**** Supplied records

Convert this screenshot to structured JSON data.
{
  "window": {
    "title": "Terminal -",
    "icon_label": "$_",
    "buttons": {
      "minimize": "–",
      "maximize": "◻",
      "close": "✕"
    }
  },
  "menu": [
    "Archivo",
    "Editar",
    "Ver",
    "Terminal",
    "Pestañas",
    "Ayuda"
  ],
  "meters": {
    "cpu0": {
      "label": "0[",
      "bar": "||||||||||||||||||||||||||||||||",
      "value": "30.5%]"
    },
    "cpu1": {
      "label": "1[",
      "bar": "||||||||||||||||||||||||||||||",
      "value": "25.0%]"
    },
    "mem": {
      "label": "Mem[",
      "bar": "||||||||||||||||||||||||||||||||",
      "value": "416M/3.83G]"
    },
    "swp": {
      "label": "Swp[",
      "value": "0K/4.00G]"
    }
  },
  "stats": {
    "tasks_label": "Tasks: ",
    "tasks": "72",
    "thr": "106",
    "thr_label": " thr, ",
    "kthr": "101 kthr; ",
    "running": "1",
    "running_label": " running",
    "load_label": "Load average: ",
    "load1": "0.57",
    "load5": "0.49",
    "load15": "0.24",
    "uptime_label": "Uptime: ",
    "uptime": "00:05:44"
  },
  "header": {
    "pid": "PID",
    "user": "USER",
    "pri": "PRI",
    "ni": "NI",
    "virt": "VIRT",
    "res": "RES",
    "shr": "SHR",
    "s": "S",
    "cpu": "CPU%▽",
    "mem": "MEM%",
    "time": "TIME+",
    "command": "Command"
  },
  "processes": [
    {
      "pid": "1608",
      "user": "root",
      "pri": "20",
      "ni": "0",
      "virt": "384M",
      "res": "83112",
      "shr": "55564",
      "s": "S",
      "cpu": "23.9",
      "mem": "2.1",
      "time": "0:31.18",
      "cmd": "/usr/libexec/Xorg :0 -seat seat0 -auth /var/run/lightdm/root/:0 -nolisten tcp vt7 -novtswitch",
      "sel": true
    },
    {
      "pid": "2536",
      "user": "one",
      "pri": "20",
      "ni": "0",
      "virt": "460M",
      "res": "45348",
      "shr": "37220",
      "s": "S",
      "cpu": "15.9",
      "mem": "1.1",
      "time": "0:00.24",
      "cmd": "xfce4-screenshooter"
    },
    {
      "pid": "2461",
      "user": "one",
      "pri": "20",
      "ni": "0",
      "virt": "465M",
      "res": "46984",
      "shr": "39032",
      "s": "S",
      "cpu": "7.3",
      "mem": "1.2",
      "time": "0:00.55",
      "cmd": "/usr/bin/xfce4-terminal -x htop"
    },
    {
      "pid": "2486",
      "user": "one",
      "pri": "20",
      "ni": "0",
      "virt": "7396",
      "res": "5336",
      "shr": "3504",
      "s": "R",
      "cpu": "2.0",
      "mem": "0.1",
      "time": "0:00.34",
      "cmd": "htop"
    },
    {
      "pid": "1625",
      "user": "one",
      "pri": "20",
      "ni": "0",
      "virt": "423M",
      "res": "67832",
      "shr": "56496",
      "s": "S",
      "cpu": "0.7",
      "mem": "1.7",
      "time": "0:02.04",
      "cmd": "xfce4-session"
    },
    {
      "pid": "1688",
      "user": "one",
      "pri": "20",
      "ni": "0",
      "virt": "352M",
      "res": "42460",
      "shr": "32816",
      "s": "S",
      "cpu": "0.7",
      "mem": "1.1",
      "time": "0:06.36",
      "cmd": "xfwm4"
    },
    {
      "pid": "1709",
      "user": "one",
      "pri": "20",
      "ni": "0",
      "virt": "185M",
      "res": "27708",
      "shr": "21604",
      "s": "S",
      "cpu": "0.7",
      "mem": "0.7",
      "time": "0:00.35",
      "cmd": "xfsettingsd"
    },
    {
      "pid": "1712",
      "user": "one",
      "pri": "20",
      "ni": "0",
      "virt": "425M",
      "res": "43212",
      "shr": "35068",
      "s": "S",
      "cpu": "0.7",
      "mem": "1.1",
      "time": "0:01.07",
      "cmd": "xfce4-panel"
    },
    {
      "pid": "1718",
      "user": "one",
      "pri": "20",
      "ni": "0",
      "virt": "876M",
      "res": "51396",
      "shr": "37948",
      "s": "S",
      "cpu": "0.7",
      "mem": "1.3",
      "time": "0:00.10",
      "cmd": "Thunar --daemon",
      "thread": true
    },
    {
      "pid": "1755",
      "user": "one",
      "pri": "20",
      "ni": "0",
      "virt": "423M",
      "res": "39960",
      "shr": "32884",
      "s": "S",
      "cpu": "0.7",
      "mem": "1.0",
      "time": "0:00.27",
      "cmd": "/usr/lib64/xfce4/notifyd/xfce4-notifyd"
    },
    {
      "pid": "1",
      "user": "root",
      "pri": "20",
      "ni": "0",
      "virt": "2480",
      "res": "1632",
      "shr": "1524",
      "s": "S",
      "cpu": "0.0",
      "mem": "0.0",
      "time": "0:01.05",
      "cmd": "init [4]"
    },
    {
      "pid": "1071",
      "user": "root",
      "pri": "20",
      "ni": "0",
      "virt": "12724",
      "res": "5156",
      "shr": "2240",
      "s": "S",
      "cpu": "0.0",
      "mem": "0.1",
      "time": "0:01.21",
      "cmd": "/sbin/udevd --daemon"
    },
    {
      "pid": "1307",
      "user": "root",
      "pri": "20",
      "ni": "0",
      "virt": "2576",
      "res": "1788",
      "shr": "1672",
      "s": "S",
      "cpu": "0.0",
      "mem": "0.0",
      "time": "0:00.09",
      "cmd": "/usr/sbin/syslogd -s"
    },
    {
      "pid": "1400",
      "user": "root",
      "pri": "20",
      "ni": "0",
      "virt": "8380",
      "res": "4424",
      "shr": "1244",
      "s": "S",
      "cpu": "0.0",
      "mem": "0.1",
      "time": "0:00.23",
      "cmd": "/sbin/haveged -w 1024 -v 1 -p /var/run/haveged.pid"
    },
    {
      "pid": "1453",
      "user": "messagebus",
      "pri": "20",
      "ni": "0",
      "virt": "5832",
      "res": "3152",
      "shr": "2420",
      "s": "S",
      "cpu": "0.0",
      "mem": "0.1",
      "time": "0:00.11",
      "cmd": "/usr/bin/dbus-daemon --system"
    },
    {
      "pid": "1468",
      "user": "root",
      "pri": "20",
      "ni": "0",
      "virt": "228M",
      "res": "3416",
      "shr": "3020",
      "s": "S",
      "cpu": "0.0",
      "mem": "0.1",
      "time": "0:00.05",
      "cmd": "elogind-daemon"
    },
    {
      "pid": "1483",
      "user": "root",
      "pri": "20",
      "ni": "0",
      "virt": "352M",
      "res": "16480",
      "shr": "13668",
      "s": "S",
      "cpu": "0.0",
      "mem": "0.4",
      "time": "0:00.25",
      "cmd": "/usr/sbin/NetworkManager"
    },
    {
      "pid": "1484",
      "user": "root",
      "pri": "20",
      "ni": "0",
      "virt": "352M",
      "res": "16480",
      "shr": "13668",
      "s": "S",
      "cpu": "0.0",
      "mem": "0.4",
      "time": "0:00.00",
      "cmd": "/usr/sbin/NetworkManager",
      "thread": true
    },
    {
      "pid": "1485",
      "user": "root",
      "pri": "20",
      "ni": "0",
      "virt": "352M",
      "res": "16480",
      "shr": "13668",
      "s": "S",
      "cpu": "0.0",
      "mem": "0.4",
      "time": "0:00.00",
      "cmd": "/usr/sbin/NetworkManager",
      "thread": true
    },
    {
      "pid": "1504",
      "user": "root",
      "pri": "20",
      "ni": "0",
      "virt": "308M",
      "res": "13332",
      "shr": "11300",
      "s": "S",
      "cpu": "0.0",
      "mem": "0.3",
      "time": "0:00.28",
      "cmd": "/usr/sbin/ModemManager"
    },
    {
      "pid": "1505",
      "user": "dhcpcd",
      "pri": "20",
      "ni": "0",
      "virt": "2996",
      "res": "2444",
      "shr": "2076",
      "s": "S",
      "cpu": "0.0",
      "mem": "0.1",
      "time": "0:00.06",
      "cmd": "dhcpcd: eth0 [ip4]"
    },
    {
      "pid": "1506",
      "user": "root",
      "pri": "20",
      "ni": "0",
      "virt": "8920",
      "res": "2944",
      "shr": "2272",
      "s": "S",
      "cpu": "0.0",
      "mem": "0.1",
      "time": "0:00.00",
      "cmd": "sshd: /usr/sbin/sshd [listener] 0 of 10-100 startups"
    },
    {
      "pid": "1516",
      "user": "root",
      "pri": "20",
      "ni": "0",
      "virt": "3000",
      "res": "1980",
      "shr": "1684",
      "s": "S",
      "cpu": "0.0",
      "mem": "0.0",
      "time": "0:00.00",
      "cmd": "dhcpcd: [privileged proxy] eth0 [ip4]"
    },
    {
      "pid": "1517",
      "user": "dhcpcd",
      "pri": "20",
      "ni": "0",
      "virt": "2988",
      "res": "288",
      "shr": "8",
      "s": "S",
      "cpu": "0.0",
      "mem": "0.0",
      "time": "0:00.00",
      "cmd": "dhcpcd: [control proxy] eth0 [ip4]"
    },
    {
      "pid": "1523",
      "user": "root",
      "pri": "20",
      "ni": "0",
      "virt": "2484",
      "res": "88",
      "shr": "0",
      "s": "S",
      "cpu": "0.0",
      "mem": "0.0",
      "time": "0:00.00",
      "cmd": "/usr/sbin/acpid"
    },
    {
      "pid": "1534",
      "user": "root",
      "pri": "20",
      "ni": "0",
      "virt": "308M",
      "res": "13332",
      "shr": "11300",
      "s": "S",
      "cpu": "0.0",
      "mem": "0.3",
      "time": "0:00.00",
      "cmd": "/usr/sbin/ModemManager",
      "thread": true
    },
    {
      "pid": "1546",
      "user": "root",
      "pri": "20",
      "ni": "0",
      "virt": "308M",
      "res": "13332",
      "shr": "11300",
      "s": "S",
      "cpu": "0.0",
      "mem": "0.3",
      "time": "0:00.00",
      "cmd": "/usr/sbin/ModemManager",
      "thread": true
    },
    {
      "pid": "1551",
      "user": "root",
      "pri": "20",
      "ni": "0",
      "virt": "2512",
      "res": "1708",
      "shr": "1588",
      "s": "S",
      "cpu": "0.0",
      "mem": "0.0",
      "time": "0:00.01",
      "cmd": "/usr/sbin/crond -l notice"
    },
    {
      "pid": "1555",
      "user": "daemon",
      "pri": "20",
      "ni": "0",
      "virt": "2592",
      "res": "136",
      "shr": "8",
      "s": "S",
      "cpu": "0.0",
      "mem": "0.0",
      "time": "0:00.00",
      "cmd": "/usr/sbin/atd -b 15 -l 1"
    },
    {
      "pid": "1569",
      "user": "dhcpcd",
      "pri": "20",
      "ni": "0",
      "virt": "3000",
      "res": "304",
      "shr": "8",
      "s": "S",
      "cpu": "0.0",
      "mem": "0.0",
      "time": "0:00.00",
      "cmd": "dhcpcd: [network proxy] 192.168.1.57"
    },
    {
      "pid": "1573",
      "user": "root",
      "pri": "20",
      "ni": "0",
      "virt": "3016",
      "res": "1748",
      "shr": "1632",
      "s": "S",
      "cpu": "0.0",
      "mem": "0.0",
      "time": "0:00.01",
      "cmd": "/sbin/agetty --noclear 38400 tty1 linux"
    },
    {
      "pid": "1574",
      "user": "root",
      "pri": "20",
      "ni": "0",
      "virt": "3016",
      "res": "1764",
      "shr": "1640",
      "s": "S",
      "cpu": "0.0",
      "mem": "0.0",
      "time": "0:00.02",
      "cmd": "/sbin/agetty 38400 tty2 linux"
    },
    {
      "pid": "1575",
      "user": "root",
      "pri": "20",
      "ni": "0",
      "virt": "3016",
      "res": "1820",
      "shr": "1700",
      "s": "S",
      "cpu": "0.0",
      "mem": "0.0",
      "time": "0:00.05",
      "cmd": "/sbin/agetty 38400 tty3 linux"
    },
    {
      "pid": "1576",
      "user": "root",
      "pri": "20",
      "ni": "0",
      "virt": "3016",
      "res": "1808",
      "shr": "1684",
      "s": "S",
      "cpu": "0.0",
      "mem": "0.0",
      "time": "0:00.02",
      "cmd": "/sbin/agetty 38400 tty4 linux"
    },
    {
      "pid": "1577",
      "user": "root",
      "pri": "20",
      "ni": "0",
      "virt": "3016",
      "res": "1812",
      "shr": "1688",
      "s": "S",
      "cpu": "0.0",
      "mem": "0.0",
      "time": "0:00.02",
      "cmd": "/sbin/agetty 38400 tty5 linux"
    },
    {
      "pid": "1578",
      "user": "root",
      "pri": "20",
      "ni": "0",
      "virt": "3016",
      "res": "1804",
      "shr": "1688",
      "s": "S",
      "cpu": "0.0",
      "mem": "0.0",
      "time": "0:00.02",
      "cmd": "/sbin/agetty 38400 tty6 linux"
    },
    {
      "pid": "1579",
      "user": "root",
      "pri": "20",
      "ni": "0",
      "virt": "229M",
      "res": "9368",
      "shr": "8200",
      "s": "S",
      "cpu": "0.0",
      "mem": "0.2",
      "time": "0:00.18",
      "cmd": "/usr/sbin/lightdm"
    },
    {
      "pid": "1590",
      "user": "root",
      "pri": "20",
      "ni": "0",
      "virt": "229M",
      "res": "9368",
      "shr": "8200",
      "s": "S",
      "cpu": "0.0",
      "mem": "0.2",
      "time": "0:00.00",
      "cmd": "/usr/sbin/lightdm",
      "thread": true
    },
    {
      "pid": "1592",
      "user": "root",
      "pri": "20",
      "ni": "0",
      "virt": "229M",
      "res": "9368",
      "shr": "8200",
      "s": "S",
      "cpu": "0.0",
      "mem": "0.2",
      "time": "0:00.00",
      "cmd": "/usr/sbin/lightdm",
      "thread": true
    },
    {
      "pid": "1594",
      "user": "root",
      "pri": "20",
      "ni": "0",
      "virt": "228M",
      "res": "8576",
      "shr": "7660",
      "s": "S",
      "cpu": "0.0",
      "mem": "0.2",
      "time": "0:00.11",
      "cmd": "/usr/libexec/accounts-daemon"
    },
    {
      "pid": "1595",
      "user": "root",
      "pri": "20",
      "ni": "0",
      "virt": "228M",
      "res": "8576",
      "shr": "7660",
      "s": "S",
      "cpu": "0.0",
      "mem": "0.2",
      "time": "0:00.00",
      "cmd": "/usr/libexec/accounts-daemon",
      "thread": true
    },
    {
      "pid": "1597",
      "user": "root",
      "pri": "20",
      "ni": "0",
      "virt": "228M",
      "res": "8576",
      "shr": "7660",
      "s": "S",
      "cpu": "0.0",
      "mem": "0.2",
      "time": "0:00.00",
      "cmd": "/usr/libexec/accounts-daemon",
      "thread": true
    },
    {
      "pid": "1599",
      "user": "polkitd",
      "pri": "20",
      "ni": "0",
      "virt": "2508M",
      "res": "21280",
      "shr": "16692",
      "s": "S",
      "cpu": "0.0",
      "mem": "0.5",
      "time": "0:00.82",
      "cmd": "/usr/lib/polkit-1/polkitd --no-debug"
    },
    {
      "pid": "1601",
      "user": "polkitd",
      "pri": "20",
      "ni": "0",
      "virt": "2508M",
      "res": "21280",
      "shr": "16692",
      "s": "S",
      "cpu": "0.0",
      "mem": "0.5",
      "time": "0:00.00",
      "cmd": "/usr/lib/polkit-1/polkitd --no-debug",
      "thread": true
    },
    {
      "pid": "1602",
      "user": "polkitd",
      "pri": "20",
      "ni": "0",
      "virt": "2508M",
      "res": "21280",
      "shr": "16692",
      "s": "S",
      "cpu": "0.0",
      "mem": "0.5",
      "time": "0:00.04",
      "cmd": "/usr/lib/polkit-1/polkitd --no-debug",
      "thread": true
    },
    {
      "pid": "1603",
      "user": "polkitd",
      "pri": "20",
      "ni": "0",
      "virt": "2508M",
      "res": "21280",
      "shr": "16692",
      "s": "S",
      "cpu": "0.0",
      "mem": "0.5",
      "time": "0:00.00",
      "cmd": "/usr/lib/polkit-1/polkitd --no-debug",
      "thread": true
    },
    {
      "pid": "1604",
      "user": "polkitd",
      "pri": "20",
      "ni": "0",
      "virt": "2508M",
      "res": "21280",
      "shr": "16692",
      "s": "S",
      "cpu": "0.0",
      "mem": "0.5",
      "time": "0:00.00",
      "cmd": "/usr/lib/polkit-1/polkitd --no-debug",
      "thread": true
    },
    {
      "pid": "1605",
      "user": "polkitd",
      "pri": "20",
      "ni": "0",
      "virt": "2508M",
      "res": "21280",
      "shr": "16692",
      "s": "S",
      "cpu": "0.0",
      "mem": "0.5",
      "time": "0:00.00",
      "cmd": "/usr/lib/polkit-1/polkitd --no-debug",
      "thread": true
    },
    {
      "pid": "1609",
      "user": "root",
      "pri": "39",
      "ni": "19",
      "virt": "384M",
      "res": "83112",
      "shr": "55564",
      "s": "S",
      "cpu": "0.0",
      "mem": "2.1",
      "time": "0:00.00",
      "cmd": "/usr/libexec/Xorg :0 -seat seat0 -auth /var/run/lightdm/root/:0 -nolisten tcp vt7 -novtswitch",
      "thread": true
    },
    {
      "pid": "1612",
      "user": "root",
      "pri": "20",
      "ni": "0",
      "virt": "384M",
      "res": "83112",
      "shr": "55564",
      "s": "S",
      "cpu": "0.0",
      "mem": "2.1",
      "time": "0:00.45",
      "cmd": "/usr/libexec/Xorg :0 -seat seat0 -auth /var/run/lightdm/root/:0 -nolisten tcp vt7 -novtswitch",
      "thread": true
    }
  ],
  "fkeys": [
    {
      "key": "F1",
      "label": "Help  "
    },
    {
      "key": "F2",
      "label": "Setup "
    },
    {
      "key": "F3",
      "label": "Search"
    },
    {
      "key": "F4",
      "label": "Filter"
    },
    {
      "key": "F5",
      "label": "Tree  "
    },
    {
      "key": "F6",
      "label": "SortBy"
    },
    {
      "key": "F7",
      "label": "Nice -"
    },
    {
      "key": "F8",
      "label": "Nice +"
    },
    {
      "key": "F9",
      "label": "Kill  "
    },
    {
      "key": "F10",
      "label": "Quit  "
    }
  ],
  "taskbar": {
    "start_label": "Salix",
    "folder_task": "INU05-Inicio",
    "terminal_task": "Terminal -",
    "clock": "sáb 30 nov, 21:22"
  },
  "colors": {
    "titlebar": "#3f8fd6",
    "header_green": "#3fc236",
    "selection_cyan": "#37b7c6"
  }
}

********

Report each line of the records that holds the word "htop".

# Output of the task
      "cmd": "/usr/bin/xfce4-terminal -x htop"
      "cmd": "htop"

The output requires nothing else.